Nyiragongo volcano eruption: the aftermath
Having been the first to respond to the volcanic emergency, UNICEF and its partners continue to assist affected families.
On the evening of 22nd May 2021, Africa’s most active volcano and one of the most dangerous in the world erupted. The lava flow from the Nyiragongo volcano flowed to the northeast of the city of Goma in the Democratic Republic of the Congo (DRC). In its path, the lava decimated houses, schools and the city’s main water reservoir.
In the early hours of the morning, UNICEF teams visited the affected zones to assess the humanitarian needs. More than 3,500 houses, 7 schools and 4 health centres were destroyed and nearly 200,000 people were left without access to drinking water. Around 234,000 people were displaced in the days following the eruption, mainly in Sake, Minova and Rutshuru, east of Goma.
Through its rapid response mechanism, UNICEF quickly assisted the displaced communities in Sake by distributing emergency items such as buckets, containers, hygiene products and drinking water in order to enable them to protect themselves against cholera and other illnesses.
When she fled the volcanic eruption and took refuge in Sake, Celine took nothing with her. “These items will help me improve my hygiene,” she says after receiving emergency items through support from USAID’s Bureau for humanitarian assistance (BHA), the United Nations Central Emergency Response Fund (UNCERF), and the Governments of Japan, Germany and Sweden.
Hundreds of children were separated from their parents in the chaos that followed the volcanic eruption. UNICEF helped to reunite more than 1,000 children with their families, such as Neema and Deborah, who were reunited with their older sister after being cared for in a UNICEF- supported shelter.
As displaced families gradually returned to Goma, UNICEF launched its second intervention phase. With support from USAID’s Bureau for humanitarian assistance (BHA), the United Nations Central Emergency Response Fund (UNCERF), the Directorate General of Civil Protection and Humanitarian Operations (ECHO) and the Governments of Norway and the Republic of Korea, UNICEF is focusing its response on lava-affected areas in Goma.
Through its partner CARITAS, UNICEF is distributing water to more than 34,000 inhabitants every day and has restored a part of the water system that serves 130,000 people in the northern districts of Goma. “Water has become a rare commodity,” explain Béatrice and Julie who are delighted to have access to drinking water via tankers.
Several water supply networks have been installed in the north of the city of Goma to allow people affected by the eruption to have access to drinking water and to protect themselves from many diseases.
UNICEF has alsosupported the replacement of 300 metres of pipes destroyed by the lava in the worst affected area. In the past, cholera outbreaks began when Goma residents obtained dirty, contaminated water from Lake Kivu for drinking or washing pots.
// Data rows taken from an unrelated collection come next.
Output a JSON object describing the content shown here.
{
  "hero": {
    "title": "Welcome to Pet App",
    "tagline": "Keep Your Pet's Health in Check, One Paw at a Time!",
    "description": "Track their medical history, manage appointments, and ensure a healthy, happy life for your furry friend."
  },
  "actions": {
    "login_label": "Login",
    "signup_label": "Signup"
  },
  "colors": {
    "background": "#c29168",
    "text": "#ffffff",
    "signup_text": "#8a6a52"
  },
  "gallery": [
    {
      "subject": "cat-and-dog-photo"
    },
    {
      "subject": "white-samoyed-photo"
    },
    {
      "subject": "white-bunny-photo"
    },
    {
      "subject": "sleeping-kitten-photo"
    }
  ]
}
Three weeks after the eruption, UNICEF set up eight temporary classrooms in three elementary schools for 840 pupils whose schools were destroyed by the lava. Education plays a crucial role in the return to normality following an emergency, allowing children to be children again.